It is possible to grow the true species cranesbill geraniums in Spain. These are relatively easy to grow from seed and in our experience fairly moth resistant..
However with all types assume the worst and spray new plants against the geranium moth the day you get them home from the garden centre. Ensure you then re-spray weekly. Recognise that although you may kill off the existing population of moths in your garden there are many more about to hop over the wall from unsprayed gardens, especially if adjacent properties are rarely occupied.
- Watch out for the small holes surrounded by a black circle that indicates that a geranium moth has been around in spite of your spraying. Prune out affected stems.
- Water to just keep damp. Probably every other day during hot weather.
- Feed container planted geraniums with a dilute geranium fertilizer once a fortnight.
- Dead head, and remove dead leaves weekly.

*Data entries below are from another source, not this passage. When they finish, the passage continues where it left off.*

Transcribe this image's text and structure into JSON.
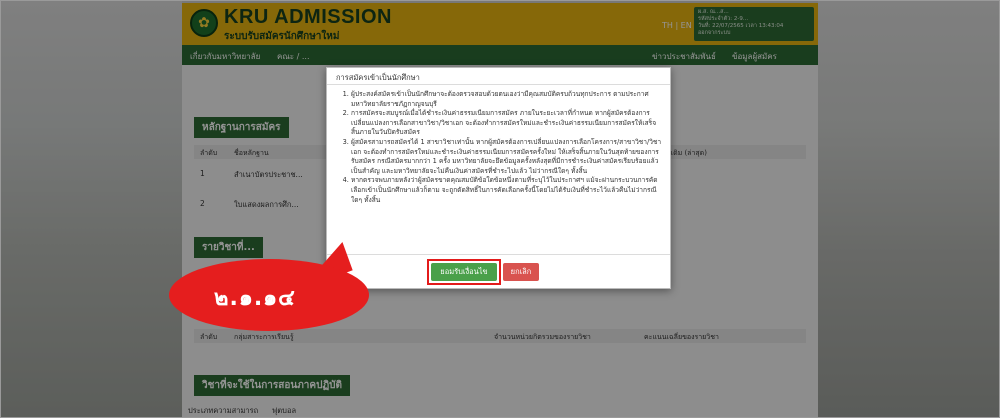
{
  "header": {
    "brand": "KRU ADMISSION",
    "brand_sub": "ระบบรับสมัครนักศึกษาใหม่",
    "lang": "TH | EN",
    "user_lines": [
      "ผ.ส. ณ...ส...",
      "รหัสประจำตัว: 2-9...",
      "วันที่: 22/07/2565 เวลา 13:43:04",
      "ออกจากระบบ"
    ]
  },
  "nav": {
    "items": [
      "เกี่ยวกับมหาวิทยาลัย",
      "คณะ / ...",
      "ข่าวประชาสัมพันธ์",
      "ข้อมูลผู้สมัคร"
    ]
  },
  "content": {
    "section1": "หลักฐานการสมัคร",
    "table1_headers": [
      "ลำดับ",
      "ชื่อหลักฐาน",
      "...เดิม (ล่าสุด)"
    ],
    "table1_rows": [
      [
        "1",
        "สำเนาบัตรประชาช..."
      ],
      [
        "2",
        "ใบแสดงผลการศึก..."
      ]
    ],
    "section2": "รายวิชาที่...",
    "table2_headers": [
      "ลำดับ",
      "กลุ่มสาระการเรียนรู้",
      "จำนวนหน่วยกิตรวมของรายวิชา",
      "คะแนนเฉลี่ยของรายวิชา"
    ],
    "section3": "วิชาที่จะใช้ในการสอนภาคปฏิบัติ",
    "bottom_row": [
      "ประเภทความสามารถ",
      "ฟุตบอล"
    ]
  },
  "modal": {
    "title": "การสมัครเข้าเป็นนักศึกษา",
    "items": [
      "ผู้ประสงค์สมัครเข้าเป็นนักศึกษาจะต้องตรวจสอบด้วยตนเองว่ามีคุณสมบัติครบถ้วนทุกประการ ตามประกาศมหาวิทยาลัยราชภัฏกาญจนบุรี",
      "การสมัครจะสมบูรณ์เมื่อได้ชำระเงินค่าธรรมเนียมการสมัคร ภายในระยะเวลาที่กำหนด หากผู้สมัครต้องการเปลี่ยนแปลงการเลือกสาขาวิชา/วิชาเอก จะต้องทำการสมัครใหม่และชำระเงินค่าธรรมเนียมการสมัครให้เสร็จสิ้นภายในวันปิดรับสมัคร",
      "ผู้สมัครสามารถสมัครได้ 1 สาขาวิชาเท่านั้น หากผู้สมัครต้องการเปลี่ยนแปลงการเลือกโครงการ/สาขาวิชา/วิชาเอก จะต้องทำการสมัครใหม่และชำระเงินค่าธรรมเนียมการสมัครครั้งใหม่ ให้เสร็จสิ้นภายในวันสุดท้ายของการรับสมัคร กรณีสมัครมากกว่า 1 ครั้ง มหาวิทยาลัยจะยึดข้อมูลครั้งหลังสุดที่มีการชำระเงินค่าสมัครเรียบร้อยแล้วเป็นสำคัญ และมหาวิทยาลัยจะไม่คืนเงินค่าสมัครที่ชำระไปแล้ว ไม่ว่ากรณีใดๆ ทั้งสิ้น",
      "หากตรวจพบภายหลังว่าผู้สมัครขาดคุณสมบัติข้อใดข้อหนึ่งตามที่ระบุไว้ในประกาศฯ แม้จะผ่านกระบวนการคัดเลือกเข้าเป็นนักศึกษาแล้วก็ตาม จะถูกตัดสิทธิ์ในการคัดเลือกครั้งนี้โดยไม่ได้รับเงินที่ชำระไว้แล้วคืนไม่ว่ากรณีใดๆ ทั้งสิ้น"
    ],
    "accept_label": "ยอมรับเงื่อนไข",
    "cancel_label": "ยกเลิก"
  },
  "callout": {
    "text": "๒.๑.๑๔"
  },
  "colors": {
    "header_yellow": "#e7b410",
    "nav_green": "#2c6a34",
    "accept_green": "#4aa04a",
    "cancel_red": "#d9534f",
    "callout_red": "#e51e1e"
  }
}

Also remove any rubbish that builds up on the top of the soil in pots.
- Take strong cuttings in the Spring or in the Autumn to produce your own new plants for an even better and economic display.
- Sow from seed in spring or summer.
Above all join other gardeners in rebuilding Spain’s former reputation for glorious displays of geraniums for many months of the year – indeed throughout the year in the warmer parts of the Mediterranean coast..
© Clodagh and Dick Handscombe March 2008.